For the first time in the many months of Yemen's unresolved revolution, residents from Sana'a's Old City march to key government locations in Sana'a. 4th November 2011
Sana'a's ongoing political and humanitarian crisis saw a new twist on Friday as residents of Sana'a al-Qadima (Old Sana'a) took to the streets to both government and anti-government opposition forces. Yemen's youth movement was spared their antipathy, which was reserved for President Ali Abdullah Saleh, defected Major General Ali Mohsen, and the General People's Congress and Islah political parties.
A heavy military presence transformed the appearance of portions of Sana'a al-Qadima - itself a UNESCO World Heritage Site - as government security forces, including the highly-trained Republican Guard were present to dissuade the marchers from progressing. However, the marching residents persisted and picked up additional marchers as they progressed down al-Silah Street to the Central Bank, down Tahrir Street and to the Ministry of Defense Building.
Pro-government supporters at Tahrir Square hurled insults at the protesters as they passed, with many flourishing jambiyahs (traditional Yemeni daggers) and a handful rushing after the Old City residents as they marched further down Tahrir Street. The Old City residents stopped before the Ministry of Defense building and loudly voiced their displeasure with the current political and social climate in Sana'a.

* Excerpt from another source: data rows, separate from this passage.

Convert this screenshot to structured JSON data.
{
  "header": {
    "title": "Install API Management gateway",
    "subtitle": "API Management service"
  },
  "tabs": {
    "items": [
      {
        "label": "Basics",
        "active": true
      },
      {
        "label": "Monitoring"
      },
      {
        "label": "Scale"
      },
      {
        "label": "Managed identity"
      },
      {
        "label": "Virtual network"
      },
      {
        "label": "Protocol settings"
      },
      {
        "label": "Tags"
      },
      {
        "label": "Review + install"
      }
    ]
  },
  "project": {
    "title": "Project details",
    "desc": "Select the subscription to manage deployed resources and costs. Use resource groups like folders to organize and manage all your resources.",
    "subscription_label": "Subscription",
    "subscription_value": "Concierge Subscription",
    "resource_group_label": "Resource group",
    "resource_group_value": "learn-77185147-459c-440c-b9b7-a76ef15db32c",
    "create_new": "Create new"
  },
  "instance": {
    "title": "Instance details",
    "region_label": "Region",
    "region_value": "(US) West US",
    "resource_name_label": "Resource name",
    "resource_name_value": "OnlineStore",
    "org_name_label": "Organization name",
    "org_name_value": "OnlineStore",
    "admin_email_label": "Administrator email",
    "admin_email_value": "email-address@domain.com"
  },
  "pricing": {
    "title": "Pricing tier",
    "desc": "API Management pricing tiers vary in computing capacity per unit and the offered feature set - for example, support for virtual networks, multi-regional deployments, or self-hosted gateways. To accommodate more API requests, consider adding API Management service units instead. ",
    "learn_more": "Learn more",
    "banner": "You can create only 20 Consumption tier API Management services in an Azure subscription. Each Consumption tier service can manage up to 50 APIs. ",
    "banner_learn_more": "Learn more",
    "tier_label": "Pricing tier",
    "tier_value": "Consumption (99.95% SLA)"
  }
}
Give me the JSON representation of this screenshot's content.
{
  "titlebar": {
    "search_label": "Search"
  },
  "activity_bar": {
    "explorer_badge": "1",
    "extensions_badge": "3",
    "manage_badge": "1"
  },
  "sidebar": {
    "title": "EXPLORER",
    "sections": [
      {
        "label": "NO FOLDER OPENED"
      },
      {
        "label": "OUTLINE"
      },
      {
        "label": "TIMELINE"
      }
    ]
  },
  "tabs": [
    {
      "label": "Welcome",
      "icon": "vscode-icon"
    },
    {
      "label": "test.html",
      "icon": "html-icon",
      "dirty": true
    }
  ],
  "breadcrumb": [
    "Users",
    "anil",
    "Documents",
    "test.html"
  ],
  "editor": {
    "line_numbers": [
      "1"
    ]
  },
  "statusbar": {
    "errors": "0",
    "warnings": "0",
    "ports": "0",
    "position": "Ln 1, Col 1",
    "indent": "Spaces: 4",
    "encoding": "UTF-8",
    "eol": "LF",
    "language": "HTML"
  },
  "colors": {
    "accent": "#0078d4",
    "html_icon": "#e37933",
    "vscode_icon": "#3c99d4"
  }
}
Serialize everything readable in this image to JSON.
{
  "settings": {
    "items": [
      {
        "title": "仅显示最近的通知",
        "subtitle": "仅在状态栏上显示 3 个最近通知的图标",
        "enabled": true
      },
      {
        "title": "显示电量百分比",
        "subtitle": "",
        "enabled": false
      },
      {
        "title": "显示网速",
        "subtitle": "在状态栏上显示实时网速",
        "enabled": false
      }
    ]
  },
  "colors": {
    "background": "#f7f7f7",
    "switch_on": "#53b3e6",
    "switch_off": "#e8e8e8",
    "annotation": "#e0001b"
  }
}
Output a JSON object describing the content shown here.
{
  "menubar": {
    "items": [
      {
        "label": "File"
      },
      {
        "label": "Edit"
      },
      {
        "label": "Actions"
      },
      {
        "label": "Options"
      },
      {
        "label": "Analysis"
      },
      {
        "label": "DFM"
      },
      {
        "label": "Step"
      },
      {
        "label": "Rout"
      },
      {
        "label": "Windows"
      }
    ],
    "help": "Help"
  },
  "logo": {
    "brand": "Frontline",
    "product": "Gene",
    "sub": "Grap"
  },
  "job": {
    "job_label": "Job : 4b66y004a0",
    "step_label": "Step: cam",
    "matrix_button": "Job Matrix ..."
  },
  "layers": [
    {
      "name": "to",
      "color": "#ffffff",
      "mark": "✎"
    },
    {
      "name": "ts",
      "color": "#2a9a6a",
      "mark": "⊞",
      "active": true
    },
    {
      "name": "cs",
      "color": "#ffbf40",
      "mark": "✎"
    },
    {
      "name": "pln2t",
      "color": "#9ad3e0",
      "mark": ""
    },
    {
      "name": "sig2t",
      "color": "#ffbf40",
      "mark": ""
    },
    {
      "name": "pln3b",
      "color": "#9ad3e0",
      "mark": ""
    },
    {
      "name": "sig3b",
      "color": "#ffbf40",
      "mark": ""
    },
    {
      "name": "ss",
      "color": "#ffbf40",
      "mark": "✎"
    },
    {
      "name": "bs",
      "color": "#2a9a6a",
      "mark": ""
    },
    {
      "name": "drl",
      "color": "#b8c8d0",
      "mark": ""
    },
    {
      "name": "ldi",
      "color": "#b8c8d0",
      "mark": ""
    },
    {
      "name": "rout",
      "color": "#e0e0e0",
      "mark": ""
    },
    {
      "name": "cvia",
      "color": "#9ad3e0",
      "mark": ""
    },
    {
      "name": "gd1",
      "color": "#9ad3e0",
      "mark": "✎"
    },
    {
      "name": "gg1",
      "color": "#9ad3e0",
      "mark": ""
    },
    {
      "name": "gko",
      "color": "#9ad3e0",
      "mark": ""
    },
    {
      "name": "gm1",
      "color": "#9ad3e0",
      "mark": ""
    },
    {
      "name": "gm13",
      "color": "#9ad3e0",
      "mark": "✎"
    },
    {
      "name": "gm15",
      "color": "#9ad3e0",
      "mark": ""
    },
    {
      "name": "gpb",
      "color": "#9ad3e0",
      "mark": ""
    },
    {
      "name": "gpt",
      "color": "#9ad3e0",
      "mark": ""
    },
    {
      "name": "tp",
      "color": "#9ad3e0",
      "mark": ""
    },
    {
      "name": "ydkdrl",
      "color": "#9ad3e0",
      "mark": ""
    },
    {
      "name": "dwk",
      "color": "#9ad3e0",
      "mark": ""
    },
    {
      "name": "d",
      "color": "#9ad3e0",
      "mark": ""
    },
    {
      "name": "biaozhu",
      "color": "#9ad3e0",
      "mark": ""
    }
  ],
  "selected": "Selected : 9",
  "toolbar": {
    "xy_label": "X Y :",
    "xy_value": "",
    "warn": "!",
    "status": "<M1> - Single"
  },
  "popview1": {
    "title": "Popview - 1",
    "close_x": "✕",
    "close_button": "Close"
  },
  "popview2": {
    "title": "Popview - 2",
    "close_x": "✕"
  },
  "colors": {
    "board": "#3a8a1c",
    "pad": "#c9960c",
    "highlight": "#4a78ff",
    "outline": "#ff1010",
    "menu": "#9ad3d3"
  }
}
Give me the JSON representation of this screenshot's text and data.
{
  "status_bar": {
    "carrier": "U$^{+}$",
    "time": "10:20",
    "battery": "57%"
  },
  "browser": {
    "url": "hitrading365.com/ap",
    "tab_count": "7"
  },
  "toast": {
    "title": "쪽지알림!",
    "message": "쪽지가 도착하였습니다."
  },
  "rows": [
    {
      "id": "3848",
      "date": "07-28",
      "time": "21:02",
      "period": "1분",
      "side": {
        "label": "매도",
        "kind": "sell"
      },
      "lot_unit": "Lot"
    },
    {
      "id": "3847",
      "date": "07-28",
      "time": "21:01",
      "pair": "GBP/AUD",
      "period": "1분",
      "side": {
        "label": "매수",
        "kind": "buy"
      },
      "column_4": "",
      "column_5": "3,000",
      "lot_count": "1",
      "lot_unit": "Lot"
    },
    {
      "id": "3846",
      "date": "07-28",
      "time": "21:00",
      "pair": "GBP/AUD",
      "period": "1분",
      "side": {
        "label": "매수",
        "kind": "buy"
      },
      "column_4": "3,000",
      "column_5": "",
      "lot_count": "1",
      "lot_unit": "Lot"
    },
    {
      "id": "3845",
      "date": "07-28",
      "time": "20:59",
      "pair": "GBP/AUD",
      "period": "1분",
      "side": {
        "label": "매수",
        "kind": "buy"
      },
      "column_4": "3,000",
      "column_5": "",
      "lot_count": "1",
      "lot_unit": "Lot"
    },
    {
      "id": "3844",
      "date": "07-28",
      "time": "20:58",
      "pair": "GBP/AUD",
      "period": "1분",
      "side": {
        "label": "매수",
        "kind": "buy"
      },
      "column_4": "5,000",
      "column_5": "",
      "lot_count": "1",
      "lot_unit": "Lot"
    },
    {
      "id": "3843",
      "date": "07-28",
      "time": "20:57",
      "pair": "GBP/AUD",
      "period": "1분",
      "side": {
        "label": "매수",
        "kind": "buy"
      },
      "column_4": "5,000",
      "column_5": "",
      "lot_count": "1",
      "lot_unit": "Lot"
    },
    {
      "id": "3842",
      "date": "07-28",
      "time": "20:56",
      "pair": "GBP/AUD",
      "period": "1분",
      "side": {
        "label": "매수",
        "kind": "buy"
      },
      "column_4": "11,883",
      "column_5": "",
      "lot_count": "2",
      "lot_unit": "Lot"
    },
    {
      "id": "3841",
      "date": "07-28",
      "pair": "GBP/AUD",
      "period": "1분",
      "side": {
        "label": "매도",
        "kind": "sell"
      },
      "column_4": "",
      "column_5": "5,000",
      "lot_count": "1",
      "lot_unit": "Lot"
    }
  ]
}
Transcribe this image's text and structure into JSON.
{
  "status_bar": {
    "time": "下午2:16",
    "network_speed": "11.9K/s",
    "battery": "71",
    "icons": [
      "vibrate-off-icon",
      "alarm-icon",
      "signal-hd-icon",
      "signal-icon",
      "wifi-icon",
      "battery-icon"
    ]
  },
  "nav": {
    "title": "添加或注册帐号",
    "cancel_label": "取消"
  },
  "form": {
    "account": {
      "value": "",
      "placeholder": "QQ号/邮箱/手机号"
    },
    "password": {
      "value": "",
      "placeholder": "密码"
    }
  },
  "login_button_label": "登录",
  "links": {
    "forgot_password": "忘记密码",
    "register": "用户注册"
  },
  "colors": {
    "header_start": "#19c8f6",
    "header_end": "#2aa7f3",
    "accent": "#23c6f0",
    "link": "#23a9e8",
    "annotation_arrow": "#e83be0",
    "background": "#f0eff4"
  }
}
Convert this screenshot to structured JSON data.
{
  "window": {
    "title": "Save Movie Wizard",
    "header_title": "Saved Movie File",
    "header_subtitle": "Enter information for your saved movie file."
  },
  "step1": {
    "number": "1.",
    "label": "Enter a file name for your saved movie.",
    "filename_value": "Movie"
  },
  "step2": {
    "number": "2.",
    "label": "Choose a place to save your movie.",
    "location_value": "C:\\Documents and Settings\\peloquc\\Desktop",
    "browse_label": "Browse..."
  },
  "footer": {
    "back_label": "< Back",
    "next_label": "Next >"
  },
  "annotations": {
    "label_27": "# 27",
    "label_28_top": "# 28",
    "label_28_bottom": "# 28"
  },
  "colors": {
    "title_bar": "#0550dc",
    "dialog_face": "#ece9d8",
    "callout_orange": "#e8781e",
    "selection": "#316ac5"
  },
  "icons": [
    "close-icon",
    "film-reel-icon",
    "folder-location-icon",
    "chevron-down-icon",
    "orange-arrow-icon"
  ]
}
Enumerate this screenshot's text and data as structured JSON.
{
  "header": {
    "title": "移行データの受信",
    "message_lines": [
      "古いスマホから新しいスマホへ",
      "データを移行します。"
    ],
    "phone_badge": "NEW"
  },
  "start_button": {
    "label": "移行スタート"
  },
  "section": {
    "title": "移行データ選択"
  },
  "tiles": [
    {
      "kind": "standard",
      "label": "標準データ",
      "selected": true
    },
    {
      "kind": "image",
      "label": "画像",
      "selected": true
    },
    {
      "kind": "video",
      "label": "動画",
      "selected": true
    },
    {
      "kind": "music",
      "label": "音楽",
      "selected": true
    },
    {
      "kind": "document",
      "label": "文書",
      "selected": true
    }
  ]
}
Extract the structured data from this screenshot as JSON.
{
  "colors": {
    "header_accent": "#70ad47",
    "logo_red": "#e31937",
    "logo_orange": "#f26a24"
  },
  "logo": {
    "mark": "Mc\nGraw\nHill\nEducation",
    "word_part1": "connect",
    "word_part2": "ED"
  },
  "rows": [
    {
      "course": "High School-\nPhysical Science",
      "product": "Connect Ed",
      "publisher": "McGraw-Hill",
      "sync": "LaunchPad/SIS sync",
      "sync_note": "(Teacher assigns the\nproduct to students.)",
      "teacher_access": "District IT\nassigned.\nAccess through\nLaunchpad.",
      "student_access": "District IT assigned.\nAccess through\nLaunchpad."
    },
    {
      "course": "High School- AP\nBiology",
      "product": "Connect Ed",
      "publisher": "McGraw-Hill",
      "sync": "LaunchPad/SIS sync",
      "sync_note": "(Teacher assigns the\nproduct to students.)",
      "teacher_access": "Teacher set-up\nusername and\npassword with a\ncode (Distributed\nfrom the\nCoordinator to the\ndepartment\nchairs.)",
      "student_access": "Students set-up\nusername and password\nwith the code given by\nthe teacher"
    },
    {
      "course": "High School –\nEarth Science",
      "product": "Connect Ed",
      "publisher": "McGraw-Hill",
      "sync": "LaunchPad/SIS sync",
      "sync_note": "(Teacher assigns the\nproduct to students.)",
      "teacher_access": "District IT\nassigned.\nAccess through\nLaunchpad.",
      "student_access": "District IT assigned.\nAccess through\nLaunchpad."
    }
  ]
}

During recent fighting between government security and tribal opposition forces, errant shells landed in the Old City, enraging the local populace. Generally assumed to be among Saleh's most ardent supporters, frustration has grown among Old City residents after many months of inadequate water supplies and scarce electricity. Witnesses present at different stages of the march said that three individuals photographing its procession were detained by government security personnel.
The marching Old City residents, referring to the current regime, Ali Mohsen and his defected First Armored Divison, and members of both the General People's Congress and Islah political parties, chanted "The people want to deport all of them" and "The people want to live...all of them are corrupt" as they progressed down Tahrir Street.